Dataset records
····················
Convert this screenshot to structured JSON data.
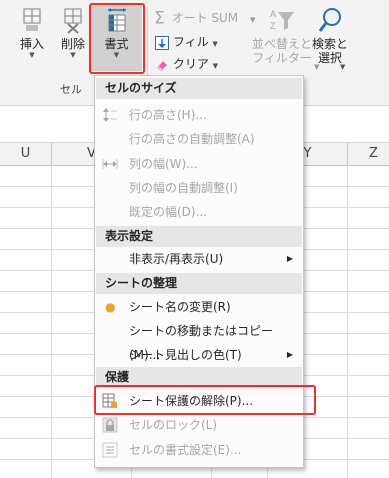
{
  "ribbon": {
    "insert_label": "挿入",
    "delete_label": "削除",
    "format_label": "書式",
    "autosum_label": "オート SUM",
    "fill_label": "フィル",
    "clear_label": "クリア",
    "sort_filter_label_1": "並べ替えと",
    "sort_filter_label_2": "フィルター",
    "find_select_label_1": "検索と",
    "find_select_label_2": "選択",
    "cells_group_label": "セル"
  },
  "columns": [
    "U",
    "V",
    "W",
    "X",
    "Y",
    "Z"
  ],
  "menu": {
    "cell_size_header": "セルのサイズ",
    "row_height": "行の高さ(H)...",
    "autofit_row_height": "行の高さの自動調整(A)",
    "column_width": "列の幅(W)...",
    "autofit_column_width": "列の幅の自動調整(I)",
    "default_width": "既定の幅(D)...",
    "visibility_header": "表示設定",
    "hide_unhide": "非表示/再表示(U)",
    "organize_sheets_header": "シートの整理",
    "rename_sheet": "シート名の変更(R)",
    "move_copy_sheet": "シートの移動またはコピー(M)...",
    "tab_color": "シート見出しの色(T)",
    "protection_header": "保護",
    "unprotect_sheet": "シート保護の解除(P)...",
    "lock_cell": "セルのロック(L)",
    "format_cells": "セルの書式設定(E)..."
  },
  "colors": {
    "highlight_red": "#e8332a",
    "accent_blue": "#2b6cb0",
    "bullet_orange": "#f0a030"
  }
}
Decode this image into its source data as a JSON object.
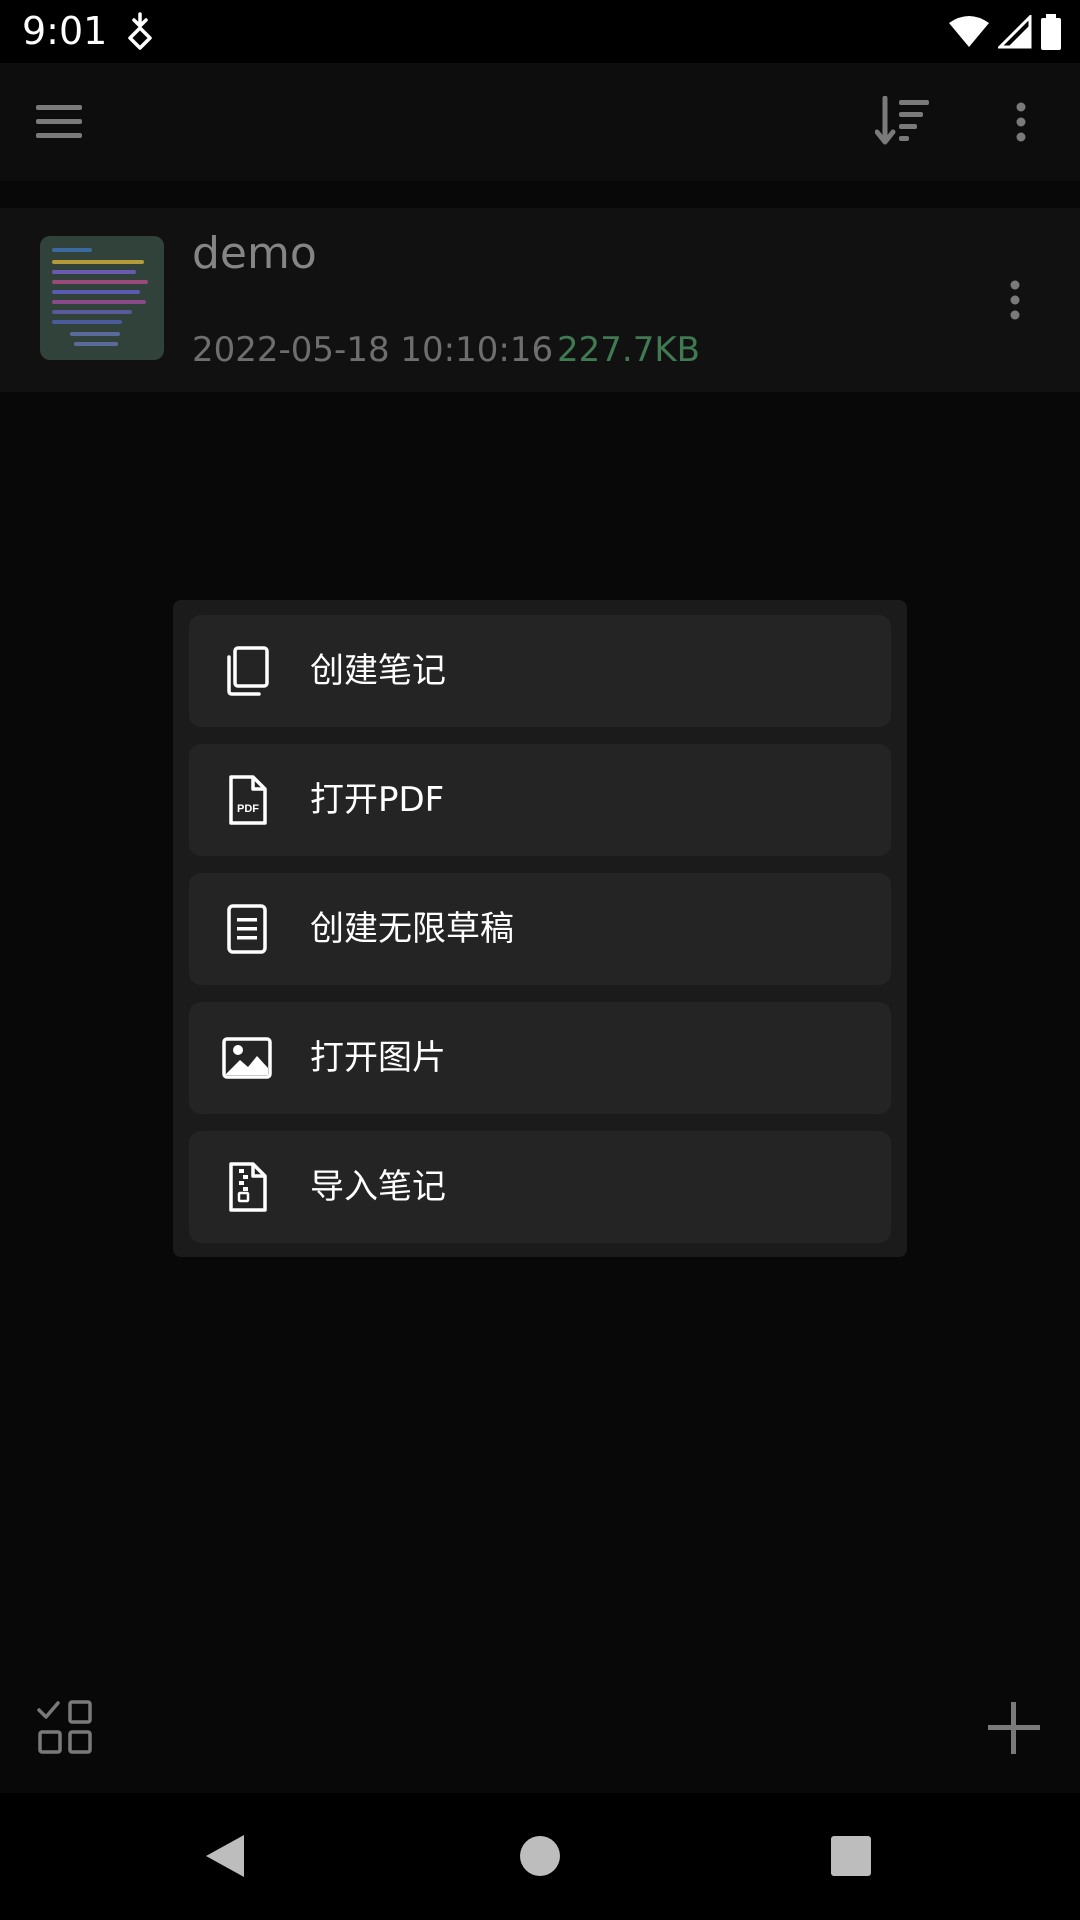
{
  "status_bar": {
    "time": "9:01",
    "icons": [
      "download-notification-icon",
      "wifi-icon",
      "signal-icon",
      "battery-icon"
    ]
  },
  "app_bar": {
    "left_icon": "menu-icon",
    "actions": [
      "sort-icon",
      "more-vert-icon"
    ]
  },
  "notes": [
    {
      "title": "demo",
      "date": "2022-05-18 10:10:16",
      "size": "227.7KB",
      "thumbnail_icon": "note-thumbnail"
    }
  ],
  "dialog": {
    "items": [
      {
        "label": "创建笔记",
        "icon": "copy-pages-icon"
      },
      {
        "label": "打开PDF",
        "icon": "pdf-file-icon"
      },
      {
        "label": "创建无限草稿",
        "icon": "document-lines-icon"
      },
      {
        "label": "打开图片",
        "icon": "image-icon"
      },
      {
        "label": "导入笔记",
        "icon": "zip-file-icon"
      }
    ]
  },
  "bottom_bar": {
    "left_icon": "select-grid-icon",
    "right_icon": "add-icon"
  },
  "nav_bar": {
    "buttons": [
      "back-icon",
      "home-icon",
      "recents-icon"
    ]
  },
  "colors": {
    "background": "#0b0b0b",
    "dialog": "#1b1b1b",
    "menu_item": "#242424",
    "size_text": "#3f7a52",
    "muted_text": "#6e6e6e"
  }
}
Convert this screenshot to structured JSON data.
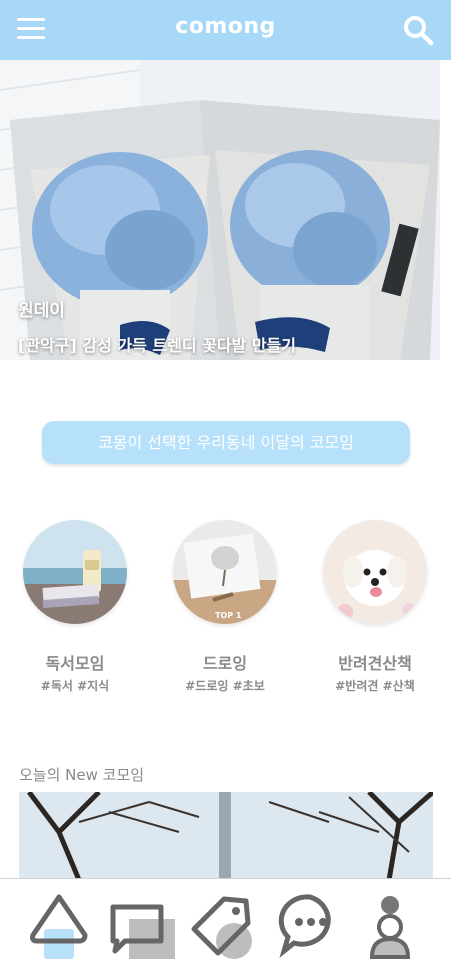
{
  "header": {
    "brand": "comong",
    "menu_icon": "hamburger-menu-icon",
    "search_icon": "search-icon",
    "color": "#a7d8f8"
  },
  "hero": {
    "category": "원데이",
    "title": "[관악구] 감성 가득 트렌디 꽃다발 만들기",
    "slide_count": 3,
    "active_slide": 1
  },
  "pick_button": {
    "label": "코몽이 선택한 우리동네 이달의 코모임",
    "color": "#b7e1fb"
  },
  "categories": [
    {
      "name": "독서모임",
      "tags": "#독서 #지식",
      "image": "book-by-sea-photo"
    },
    {
      "name": "드로잉",
      "tags": "#드로잉 #초보",
      "image": "drawing-easel-photo",
      "badge": "TOP 1"
    },
    {
      "name": "반려견산책",
      "tags": "#반려견 #산책",
      "image": "white-dog-photo"
    }
  ],
  "new_section": {
    "title": "오늘의 New 코모임",
    "image": "tree-and-tower-photo"
  },
  "tabbar": {
    "items": [
      {
        "icon": "home-icon",
        "active": true
      },
      {
        "icon": "chat-icon"
      },
      {
        "icon": "tag-icon"
      },
      {
        "icon": "message-bubble-icon"
      },
      {
        "icon": "profile-icon"
      }
    ]
  }
}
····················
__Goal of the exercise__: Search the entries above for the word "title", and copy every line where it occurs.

__The completed task__:
      "title": "demo",
    "title": "[관악구] 감성 가득 트렌디 꽃다발 만들기",
    "title": "오늘의 New 코모임",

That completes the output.